Built in 1793 to protect the newly-founded Town of York, Fort York National Historic Site is the birthplace of urban Toronto. It is best known as the location where the Battle of York came to its violent climax in April 1813 during the War of 1812. The Fort served as the city’s primary harbour defence between the 1790s and the 1880s. It was the home of a military garrison until the early 1930s when the site was transformed into a municipal museum.
Today, the Fort’s defensive walls enclose Canada’s largest collection of original War of 1812 buildings. A visitor centre opened in 2014 outside the walls to provide orientation to the full 43-acre National Historic Site and to supply exhibition spaces capable of displaying extraordinary objects like Magna Carta.
John Graves Simcoe, the first Lieutenant-Governor of Upper Canada, established Fort York. The links between Simcoe and the Fort make it a fitting place to explore Magna Carta’s legacy.
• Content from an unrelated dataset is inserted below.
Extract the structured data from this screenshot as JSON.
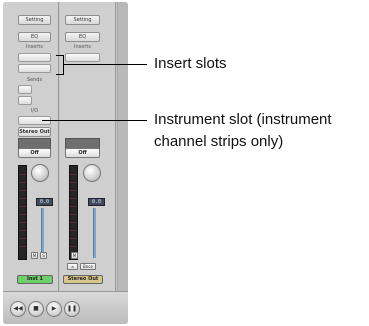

Simcoe not only set up the Province’s democratic institutions, but championed a law passed in 1793 to prevent the further introduction of slaves into Upper Canada and allow for the gradual abolition of slavery – an act without precedent in the British Empire.